» Task statement:
Check each line of the material below, and copy it if it holds the string "music".
◇ ◇ ◇
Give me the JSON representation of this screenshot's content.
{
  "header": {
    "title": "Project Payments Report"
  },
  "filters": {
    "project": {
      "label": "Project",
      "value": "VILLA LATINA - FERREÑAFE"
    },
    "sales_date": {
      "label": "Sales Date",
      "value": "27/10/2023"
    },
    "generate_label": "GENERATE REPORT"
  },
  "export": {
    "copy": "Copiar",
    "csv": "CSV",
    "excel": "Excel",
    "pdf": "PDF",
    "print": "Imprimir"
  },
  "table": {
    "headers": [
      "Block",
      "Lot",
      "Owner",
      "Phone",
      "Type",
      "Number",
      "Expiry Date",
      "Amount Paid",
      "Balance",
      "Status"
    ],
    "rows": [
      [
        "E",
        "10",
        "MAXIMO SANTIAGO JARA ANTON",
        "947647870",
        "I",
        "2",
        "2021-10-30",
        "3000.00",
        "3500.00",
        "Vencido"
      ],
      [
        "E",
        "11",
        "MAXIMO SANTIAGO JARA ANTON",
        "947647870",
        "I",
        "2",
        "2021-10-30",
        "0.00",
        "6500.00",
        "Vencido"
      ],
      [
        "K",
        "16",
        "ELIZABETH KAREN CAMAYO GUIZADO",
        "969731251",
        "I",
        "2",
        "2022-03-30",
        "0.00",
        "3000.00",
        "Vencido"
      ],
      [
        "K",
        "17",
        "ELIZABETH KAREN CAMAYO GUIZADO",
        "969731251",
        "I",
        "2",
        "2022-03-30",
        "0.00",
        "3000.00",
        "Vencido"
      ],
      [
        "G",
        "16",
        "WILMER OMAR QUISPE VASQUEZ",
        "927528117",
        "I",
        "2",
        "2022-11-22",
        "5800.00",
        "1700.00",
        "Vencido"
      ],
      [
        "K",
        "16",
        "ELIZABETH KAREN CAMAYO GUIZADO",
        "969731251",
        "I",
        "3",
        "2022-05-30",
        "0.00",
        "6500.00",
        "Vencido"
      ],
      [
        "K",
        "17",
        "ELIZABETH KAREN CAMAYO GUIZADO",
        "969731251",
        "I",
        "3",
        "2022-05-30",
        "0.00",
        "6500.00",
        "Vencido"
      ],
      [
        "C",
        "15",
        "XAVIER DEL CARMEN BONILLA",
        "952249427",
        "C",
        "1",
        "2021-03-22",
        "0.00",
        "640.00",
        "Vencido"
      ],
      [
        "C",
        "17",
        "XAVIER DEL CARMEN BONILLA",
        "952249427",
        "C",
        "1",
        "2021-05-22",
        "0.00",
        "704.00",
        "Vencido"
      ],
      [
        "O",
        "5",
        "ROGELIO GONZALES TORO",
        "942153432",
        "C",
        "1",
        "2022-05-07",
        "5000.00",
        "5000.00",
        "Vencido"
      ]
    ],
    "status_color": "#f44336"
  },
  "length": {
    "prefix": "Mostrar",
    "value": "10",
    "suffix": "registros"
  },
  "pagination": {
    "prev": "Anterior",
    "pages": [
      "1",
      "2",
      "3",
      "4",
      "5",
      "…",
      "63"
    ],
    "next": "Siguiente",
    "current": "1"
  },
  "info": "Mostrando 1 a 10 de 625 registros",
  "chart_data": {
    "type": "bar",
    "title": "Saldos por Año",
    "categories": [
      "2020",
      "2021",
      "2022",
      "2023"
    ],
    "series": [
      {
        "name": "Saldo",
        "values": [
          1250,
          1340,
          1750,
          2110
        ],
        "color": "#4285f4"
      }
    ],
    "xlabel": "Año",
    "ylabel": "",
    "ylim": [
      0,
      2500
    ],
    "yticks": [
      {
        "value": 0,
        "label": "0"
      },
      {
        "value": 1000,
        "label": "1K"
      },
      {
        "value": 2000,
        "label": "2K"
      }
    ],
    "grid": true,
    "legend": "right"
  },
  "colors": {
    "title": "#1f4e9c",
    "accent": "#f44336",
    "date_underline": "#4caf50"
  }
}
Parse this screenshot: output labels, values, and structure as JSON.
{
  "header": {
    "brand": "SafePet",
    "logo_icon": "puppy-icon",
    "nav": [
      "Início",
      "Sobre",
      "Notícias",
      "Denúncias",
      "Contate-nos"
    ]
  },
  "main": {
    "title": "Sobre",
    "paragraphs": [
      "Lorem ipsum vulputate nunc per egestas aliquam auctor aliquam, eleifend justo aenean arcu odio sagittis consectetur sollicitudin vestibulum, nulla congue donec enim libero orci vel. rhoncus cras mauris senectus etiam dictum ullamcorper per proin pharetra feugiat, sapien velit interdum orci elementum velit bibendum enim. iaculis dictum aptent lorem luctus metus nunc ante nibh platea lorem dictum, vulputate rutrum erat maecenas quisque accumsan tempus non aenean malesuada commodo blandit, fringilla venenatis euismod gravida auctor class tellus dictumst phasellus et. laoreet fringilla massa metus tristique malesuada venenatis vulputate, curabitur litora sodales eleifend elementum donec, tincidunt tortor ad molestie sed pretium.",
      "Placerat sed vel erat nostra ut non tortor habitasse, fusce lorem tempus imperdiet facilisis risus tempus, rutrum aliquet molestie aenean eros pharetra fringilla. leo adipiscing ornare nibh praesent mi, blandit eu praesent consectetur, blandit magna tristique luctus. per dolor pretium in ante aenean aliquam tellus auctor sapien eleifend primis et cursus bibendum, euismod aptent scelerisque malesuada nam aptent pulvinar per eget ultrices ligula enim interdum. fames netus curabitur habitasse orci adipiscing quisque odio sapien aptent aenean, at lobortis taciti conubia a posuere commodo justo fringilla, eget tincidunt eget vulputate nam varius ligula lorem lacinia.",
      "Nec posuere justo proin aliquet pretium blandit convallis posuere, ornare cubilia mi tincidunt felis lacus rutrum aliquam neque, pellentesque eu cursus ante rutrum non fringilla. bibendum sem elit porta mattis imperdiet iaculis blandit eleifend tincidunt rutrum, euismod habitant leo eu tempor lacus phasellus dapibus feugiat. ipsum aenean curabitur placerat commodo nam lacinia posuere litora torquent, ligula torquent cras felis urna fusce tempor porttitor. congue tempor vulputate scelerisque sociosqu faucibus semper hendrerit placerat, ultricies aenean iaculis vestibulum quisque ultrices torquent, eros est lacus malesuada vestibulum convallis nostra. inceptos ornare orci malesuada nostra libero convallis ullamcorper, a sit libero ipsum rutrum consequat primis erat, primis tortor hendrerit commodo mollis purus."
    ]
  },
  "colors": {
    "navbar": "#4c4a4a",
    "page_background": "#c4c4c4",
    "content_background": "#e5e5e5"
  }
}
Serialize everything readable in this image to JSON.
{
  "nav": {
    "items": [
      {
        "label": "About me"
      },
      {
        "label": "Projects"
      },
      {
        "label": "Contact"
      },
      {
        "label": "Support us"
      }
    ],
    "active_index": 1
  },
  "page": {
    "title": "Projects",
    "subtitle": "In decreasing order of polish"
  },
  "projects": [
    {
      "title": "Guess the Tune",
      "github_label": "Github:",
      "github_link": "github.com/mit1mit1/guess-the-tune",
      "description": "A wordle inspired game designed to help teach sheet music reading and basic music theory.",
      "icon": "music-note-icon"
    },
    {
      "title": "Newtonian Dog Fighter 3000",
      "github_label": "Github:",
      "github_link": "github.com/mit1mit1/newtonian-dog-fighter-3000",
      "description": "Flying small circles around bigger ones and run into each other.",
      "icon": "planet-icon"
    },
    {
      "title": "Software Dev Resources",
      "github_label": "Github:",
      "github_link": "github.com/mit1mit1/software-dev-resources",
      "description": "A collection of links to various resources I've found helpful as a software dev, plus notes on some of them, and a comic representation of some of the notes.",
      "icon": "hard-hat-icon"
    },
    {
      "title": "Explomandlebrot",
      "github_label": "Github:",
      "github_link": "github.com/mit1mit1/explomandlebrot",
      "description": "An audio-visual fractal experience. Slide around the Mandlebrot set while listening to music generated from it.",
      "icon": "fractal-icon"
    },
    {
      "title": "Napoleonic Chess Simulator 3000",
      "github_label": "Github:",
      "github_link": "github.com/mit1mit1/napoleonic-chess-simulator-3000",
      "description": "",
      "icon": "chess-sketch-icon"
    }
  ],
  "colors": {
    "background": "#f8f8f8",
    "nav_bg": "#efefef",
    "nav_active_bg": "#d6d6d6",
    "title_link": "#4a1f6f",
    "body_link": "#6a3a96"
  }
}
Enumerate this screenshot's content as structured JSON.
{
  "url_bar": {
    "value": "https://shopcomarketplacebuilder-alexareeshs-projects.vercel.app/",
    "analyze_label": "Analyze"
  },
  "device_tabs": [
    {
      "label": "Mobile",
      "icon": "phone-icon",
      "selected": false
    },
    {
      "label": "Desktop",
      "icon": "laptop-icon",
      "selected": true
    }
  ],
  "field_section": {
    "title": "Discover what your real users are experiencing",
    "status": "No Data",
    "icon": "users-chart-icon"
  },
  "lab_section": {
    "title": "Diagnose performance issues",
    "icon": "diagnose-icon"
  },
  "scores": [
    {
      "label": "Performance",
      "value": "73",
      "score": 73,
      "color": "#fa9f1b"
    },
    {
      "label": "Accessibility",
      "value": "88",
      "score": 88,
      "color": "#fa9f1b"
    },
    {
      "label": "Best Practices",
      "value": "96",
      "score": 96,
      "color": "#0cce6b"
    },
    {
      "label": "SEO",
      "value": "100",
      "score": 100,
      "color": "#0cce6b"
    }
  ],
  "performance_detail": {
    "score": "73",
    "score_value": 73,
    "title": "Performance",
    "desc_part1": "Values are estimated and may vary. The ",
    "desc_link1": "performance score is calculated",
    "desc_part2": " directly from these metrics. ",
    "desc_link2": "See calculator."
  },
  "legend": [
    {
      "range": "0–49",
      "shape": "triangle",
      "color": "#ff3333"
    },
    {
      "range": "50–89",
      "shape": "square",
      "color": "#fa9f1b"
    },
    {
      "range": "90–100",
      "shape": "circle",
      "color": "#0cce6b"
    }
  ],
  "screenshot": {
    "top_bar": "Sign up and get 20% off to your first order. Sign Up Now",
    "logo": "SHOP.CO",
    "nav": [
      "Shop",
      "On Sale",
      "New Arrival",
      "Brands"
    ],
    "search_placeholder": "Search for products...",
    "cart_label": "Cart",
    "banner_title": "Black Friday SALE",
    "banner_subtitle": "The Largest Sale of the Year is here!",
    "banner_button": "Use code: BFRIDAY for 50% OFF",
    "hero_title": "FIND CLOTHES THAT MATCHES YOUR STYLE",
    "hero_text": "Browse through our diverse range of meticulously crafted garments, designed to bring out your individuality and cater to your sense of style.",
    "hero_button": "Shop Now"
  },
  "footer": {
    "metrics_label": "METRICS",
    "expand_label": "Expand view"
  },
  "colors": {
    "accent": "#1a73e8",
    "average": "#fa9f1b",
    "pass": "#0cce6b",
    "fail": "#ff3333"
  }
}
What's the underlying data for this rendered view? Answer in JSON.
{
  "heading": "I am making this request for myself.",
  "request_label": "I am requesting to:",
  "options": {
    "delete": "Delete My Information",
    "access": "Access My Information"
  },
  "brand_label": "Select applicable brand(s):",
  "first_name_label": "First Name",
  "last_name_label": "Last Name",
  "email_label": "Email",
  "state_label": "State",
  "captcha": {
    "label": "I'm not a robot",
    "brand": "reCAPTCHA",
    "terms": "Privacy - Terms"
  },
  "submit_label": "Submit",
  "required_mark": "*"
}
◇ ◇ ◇
» Task solution:
      "description": "A wordle inspired game designed to help teach sheet music reading and basic music theory.",
      "icon": "music-note-icon"
      "description": "An audio-visual fractal experience. Slide around the Mandlebrot set while listening to music generated from it.",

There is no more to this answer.